The year had just sucked. I was 33 and desperate to be married. An unwanted breakup had left me brokenhearted, my job as an HR manager meant nothing to me and my Los Angeles apartment had a funky odor that neither I nor the super could identify. One day, as I laid in bed crying, a friend called and asked me to accompany him to New York City. The offer felt like the spark I needed.
My friend had his own accommodations, so I stayed with my brother in Staten Island. Making my way to a girlfriend’s apartment in Brooklyn, I immediately felt energized. The Fort Greene area where she lived was electric, and I could hardly contain my excitement as I walked down the store- and restaurant-lined streets. Brooklyn was a city where walking offered the gift of encounters — maybe even life-changing ones —and I was ready for mine.
An army-fatigue maxi-skirt caught my attention in a store window, and I could see that it would fit my slim figure perfectly. I stepped into the boutique and was greeted by a man with a golden complexion and long locks. His features were strong and masculine — full lips, a large nose and a finely chiseled jaw. To this day, I swear I heard angels sing when he approached.
“You’ll look nice in the skirt," he said. "I designed it with women like you in mind."
I felt the store spin around and white light filled my vision. When it finally subsided, I found us gazing into each other's eyes. James and I exchanged numbers and made plans to meet again for dinner the next evening.
When I returned to Los Angeles a few days later, I decided to move to New York and start a new life. James — handsome and charming, a dream come true — was sure to be my savior.
My brother and his wife readily agreed that I could come and stay with them. They’d been married for more than 20 years and rarely said no if someone needed help. By the time the holidays rolled around, I was shipping off to New York, trusting that the city’s energy (and one of its most attractive residents) would open the door to a new Monique.
Things were immediately not what I had expected. The day after I arrived, I woke to the sound of my sister-in-law packing her things.
“You can take care of him now," she shouted at me. "I’m leaving.”
She left before my brother was home from work. While this event cast a pall on my new adventure, I was still glad to be in the Big Apple. It was almost Christmas and my ferry ride from Staten Island into the city each day felt like a world away from the freeways of Los Angeles. Best of all, the man who’d blinded me with his love light when I first set eyes on him was having a birthday party that weekend.
We met at his home before we headed out to dinner. He had a gorgeous Christmas tree and was dressed in clothing that perfectly reflected his casual but confident attitude. We sat for moment and drank a glass of wine. I was excited and felt special that he had invited me to his celebration this early in our relationship. “Yes,” I thought, “he must be ‘the one.’”

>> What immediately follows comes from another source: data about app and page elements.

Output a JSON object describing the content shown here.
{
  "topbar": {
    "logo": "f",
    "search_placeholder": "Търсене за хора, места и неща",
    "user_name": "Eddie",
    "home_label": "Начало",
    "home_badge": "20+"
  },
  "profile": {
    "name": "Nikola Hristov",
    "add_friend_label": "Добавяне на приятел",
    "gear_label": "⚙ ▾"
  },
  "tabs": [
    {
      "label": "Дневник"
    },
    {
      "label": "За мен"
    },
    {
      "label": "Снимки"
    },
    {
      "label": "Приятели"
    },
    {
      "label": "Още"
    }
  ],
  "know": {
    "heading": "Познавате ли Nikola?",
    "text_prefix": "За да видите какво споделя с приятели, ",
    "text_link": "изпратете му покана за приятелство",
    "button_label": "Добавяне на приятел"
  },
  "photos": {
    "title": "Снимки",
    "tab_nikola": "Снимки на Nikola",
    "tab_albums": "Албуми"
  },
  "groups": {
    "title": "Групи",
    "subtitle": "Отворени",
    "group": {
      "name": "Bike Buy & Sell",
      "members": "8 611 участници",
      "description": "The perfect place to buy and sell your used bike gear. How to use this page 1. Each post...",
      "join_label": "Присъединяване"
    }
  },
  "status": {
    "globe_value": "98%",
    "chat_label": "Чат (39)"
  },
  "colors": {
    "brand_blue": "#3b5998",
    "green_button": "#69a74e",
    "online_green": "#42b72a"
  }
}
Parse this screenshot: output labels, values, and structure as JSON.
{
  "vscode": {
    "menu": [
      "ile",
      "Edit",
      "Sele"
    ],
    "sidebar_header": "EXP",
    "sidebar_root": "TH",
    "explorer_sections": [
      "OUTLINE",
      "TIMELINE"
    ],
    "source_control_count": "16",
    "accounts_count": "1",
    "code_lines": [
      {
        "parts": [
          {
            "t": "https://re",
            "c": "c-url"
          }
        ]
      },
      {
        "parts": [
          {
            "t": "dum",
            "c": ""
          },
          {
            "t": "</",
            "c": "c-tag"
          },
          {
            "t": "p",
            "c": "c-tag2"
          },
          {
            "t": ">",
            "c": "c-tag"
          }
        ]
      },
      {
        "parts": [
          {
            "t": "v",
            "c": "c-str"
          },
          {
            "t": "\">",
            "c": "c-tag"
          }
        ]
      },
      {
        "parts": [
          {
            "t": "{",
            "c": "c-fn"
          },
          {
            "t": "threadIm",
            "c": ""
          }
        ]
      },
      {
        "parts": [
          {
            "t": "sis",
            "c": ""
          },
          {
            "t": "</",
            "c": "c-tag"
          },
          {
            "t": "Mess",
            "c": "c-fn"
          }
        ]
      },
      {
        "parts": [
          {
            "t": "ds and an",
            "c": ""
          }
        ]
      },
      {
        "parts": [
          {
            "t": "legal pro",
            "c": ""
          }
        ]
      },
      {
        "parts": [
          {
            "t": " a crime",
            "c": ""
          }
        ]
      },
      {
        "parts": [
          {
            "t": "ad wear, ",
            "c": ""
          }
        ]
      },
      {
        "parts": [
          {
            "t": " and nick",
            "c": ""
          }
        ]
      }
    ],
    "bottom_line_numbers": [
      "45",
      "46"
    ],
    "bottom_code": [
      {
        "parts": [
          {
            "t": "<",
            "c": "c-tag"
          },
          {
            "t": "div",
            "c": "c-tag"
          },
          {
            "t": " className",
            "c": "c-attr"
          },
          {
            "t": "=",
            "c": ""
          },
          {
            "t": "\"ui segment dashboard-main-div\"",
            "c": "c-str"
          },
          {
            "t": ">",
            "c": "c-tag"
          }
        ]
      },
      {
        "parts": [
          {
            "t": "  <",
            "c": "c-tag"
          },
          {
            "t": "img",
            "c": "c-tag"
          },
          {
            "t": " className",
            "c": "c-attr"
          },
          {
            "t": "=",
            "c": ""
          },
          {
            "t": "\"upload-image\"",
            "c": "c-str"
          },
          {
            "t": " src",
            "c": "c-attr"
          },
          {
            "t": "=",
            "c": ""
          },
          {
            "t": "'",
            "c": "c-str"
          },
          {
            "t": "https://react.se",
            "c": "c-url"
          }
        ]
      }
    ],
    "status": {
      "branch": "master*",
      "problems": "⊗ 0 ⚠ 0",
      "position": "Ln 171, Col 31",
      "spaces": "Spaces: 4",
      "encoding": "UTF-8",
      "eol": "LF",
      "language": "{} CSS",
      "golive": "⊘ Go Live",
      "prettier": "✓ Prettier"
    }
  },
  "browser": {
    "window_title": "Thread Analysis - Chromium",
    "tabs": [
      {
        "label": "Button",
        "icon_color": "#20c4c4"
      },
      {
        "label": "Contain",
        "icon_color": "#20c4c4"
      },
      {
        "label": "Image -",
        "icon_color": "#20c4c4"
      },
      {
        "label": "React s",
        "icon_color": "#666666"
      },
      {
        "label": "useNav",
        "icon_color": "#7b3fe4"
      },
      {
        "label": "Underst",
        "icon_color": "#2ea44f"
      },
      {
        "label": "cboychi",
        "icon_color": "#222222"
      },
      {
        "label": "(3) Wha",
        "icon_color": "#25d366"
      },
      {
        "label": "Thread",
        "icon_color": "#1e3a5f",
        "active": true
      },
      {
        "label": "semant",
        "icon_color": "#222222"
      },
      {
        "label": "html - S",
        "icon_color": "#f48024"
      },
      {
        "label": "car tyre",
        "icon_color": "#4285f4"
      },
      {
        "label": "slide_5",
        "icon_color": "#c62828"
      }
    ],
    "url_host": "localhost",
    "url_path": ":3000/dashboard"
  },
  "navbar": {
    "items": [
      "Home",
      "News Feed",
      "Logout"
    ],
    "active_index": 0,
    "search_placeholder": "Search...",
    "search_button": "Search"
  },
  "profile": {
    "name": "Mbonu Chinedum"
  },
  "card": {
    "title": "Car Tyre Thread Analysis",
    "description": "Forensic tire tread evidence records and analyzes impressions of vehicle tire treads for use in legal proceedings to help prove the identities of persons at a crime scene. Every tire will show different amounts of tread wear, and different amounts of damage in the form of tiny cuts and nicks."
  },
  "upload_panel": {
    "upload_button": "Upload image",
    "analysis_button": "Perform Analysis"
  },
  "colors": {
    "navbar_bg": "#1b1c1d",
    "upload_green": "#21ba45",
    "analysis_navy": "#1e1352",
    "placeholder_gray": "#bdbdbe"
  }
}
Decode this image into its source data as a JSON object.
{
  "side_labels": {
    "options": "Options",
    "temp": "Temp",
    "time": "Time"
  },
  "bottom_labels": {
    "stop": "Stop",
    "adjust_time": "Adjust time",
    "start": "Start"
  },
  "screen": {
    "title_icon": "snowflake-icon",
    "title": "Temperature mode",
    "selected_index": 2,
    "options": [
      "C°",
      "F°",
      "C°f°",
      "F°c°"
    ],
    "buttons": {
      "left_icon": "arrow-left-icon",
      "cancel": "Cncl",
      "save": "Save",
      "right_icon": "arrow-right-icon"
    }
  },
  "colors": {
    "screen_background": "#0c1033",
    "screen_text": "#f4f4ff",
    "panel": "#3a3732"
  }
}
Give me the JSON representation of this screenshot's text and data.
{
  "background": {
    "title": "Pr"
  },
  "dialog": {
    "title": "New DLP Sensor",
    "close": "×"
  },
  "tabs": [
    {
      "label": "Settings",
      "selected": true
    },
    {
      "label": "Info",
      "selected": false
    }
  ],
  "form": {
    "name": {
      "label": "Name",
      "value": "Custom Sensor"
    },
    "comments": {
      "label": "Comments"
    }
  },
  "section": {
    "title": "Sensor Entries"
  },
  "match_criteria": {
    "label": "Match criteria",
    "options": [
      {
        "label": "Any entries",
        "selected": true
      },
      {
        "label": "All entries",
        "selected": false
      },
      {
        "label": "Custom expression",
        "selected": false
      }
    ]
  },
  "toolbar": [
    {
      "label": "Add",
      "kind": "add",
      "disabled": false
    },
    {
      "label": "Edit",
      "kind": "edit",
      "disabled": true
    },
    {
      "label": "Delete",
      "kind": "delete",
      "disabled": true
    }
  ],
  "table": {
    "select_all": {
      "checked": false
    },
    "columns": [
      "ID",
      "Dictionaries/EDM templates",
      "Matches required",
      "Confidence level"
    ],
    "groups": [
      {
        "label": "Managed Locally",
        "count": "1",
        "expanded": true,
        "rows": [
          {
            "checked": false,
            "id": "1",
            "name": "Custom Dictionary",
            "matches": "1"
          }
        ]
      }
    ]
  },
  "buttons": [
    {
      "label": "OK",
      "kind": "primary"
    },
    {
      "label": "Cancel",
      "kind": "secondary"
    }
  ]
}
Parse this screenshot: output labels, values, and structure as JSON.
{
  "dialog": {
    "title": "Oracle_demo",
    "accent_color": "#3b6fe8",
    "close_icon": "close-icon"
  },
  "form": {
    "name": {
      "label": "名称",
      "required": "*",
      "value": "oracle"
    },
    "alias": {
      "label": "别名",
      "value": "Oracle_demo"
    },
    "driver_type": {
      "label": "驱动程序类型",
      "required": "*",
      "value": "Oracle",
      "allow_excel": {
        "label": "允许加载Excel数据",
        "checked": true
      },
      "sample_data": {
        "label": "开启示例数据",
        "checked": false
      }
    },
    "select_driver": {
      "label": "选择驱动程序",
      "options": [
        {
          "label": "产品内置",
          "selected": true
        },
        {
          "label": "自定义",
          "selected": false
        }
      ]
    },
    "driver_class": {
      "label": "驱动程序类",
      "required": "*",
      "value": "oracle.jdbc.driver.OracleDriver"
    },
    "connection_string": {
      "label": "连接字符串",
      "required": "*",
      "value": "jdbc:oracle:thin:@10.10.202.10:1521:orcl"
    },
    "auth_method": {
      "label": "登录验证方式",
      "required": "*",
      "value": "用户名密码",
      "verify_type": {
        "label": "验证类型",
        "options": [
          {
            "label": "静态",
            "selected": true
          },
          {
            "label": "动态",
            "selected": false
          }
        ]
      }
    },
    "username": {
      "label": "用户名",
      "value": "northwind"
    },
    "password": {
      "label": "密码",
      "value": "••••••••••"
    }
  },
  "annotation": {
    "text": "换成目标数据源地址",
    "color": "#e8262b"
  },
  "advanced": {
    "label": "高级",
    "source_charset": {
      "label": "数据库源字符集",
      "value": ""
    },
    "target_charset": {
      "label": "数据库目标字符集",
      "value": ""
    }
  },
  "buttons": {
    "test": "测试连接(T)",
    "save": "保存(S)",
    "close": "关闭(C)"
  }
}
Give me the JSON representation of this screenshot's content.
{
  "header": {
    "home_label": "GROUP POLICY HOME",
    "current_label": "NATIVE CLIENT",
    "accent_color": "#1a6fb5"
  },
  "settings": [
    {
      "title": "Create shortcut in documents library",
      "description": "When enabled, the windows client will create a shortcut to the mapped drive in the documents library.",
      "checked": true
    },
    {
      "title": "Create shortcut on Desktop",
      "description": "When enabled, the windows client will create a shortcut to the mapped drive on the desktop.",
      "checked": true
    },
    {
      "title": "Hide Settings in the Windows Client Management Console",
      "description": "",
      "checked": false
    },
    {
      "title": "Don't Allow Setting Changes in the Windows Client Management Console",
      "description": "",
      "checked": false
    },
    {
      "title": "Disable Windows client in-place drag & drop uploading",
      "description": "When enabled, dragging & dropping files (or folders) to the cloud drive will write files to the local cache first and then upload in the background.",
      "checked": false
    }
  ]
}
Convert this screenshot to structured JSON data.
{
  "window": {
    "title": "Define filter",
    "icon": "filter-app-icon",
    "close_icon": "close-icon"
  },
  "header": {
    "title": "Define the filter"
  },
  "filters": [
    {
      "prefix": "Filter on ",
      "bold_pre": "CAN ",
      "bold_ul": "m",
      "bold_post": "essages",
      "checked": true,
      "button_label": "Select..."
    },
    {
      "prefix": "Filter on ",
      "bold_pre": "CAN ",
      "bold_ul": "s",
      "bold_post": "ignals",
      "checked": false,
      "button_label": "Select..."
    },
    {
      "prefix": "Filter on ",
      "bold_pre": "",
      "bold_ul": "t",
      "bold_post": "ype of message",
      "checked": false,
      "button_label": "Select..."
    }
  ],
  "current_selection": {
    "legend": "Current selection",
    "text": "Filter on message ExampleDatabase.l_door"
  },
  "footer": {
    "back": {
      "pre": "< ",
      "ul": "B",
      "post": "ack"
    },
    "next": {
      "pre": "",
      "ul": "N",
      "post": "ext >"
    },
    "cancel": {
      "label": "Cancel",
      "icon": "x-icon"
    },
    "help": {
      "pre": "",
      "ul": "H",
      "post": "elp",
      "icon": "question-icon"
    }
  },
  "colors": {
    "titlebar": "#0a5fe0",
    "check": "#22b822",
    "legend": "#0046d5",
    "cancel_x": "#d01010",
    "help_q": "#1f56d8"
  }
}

We entered the restaurant and sat down at a large banquet table with about 40 other people. Apparently, we were the last two to arrive. I quickly noticed that most of the other guests were women, and could feel their stares piercing right through me. It took little imagination to know that a number of them were thinking, “Who is she? And what is she doing here?” All of a sudden, the reality of the situation hit me — I was new to the city, with my new suitor, on his birthday — and I couldn’t wait for the evening to end.
When I returned to my brother’s house the next morning, he greeted me with his typical calm demeanor.
“How was your evening?” he asked.
I gave him all the ugly details — the woman who nearly killed me with her venomous stares, the table swarming with James’s several ex- and current girlfriends, his efforts to be “gracious” toward me and finally how his brother kept me company for most of the night.
“Mo, why do you chase men?" my brother finally asked. "You don’t have to answer that, but do you know you don’t need to do it?”
I laid there quietly thinking about his words. In that moment, I realized that I’d mistaken the light for the path itself. James was not my savior, but the light that guided me to New York, like the star in the east that shone for the three wise men, was real. It was my brother.
I spent the next 6 months in New York, living with and learning from him. The collision of his divorce and my cross-country crisis would prove to be exactly what we both needed to mend our broken hearts.